● **Your goal**: Return each line of the records with nothing changed, pictures excepted.

● **Element data from apps and pages**:
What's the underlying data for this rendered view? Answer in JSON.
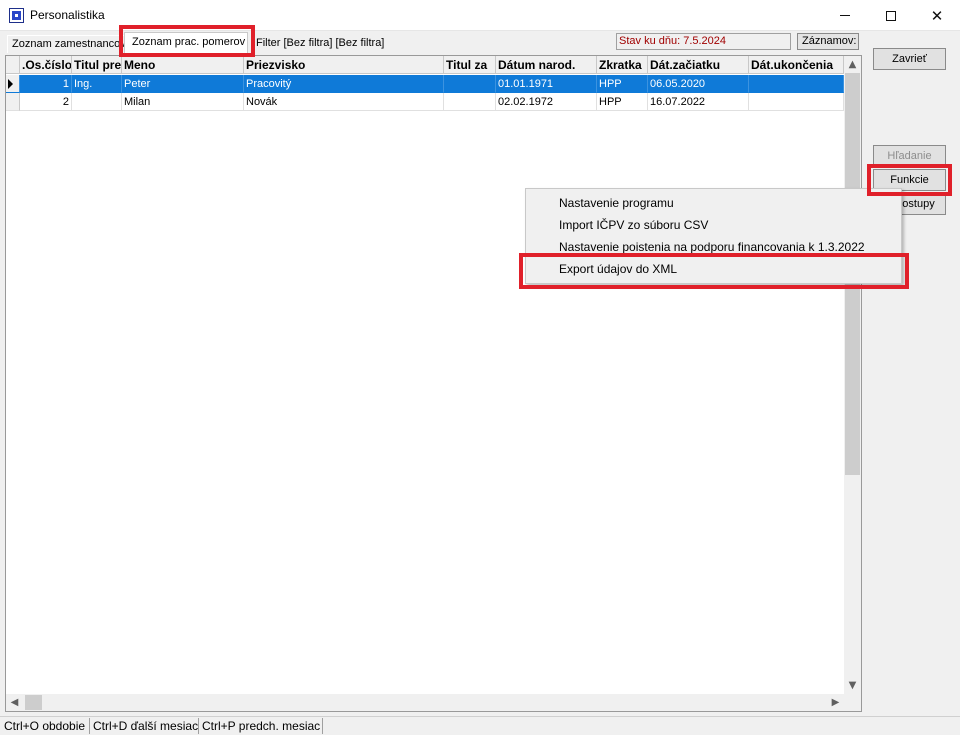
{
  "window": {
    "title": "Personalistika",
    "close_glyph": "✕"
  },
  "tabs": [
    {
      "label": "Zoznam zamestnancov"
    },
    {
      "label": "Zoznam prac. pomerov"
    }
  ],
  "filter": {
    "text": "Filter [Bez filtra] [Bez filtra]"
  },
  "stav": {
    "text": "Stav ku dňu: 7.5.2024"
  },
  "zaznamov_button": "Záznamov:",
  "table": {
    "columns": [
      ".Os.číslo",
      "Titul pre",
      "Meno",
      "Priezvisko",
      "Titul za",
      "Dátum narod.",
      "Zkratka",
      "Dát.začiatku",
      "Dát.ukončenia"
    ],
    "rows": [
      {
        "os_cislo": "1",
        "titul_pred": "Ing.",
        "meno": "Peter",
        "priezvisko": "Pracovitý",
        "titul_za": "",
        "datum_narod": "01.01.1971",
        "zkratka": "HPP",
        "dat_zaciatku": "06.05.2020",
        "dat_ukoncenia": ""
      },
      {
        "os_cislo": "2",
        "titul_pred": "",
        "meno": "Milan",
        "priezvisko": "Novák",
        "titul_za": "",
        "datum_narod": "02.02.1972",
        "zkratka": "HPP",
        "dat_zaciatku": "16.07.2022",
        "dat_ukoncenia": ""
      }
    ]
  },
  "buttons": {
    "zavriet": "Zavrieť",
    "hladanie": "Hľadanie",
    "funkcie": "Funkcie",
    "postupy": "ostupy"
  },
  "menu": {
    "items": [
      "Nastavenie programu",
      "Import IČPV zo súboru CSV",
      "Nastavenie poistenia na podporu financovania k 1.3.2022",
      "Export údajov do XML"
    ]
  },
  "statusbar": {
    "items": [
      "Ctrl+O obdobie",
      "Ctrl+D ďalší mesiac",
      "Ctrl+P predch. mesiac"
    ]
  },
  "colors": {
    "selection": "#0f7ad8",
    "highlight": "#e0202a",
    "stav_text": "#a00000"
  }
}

● **Output**:
What's the underlying data for this rendered view? Answer in JSON.
{
  "window": {
    "title": "Personalistika",
    "close_glyph": "✕"
  },
  "tabs": [
    {
      "label": "Zoznam zamestnancov"
    },
    {
      "label": "Zoznam prac. pomerov"
    }
  ],
  "filter": {
    "text": "Filter [Bez filtra] [Bez filtra]"
  },
  "stav": {
    "text": "Stav ku dňu: 7.5.2024"
  },
  "zaznamov_button": "Záznamov:",
  "table": {
    "columns": [
      ".Os.číslo",
      "Titul pre",
      "Meno",
      "Priezvisko",
      "Titul za",
      "Dátum narod.",
      "Zkratka",
      "Dát.začiatku",
      "Dát.ukončenia"
    ],
    "rows": [
      {
        "os_cislo": "1",
        "titul_pred": "Ing.",
        "meno": "Peter",
        "priezvisko": "Pracovitý",
        "titul_za": "",
        "datum_narod": "01.01.1971",
        "zkratka": "HPP",
        "dat_zaciatku": "06.05.2020",
        "dat_ukoncenia": ""
      },
      {
        "os_cislo": "2",
        "titul_pred": "",
        "meno": "Milan",
        "priezvisko": "Novák",
        "titul_za": "",
        "datum_narod": "02.02.1972",
        "zkratka": "HPP",
        "dat_zaciatku": "16.07.2022",
        "dat_ukoncenia": ""
      }
    ]
  },
  "buttons": {
    "zavriet": "Zavrieť",
    "hladanie": "Hľadanie",
    "funkcie": "Funkcie",
    "postupy": "ostupy"
  },
  "menu": {
    "items": [
      "Nastavenie programu",
      "Import IČPV zo súboru CSV",
      "Nastavenie poistenia na podporu financovania k 1.3.2022",
      "Export údajov do XML"
    ]
  },
  "statusbar": {
    "items": [
      "Ctrl+O obdobie",
      "Ctrl+D ďalší mesiac",
      "Ctrl+P predch. mesiac"
    ]
  },
  "colors": {
    "selection": "#0f7ad8",
    "highlight": "#e0202a",
    "stav_text": "#a00000"
  }
}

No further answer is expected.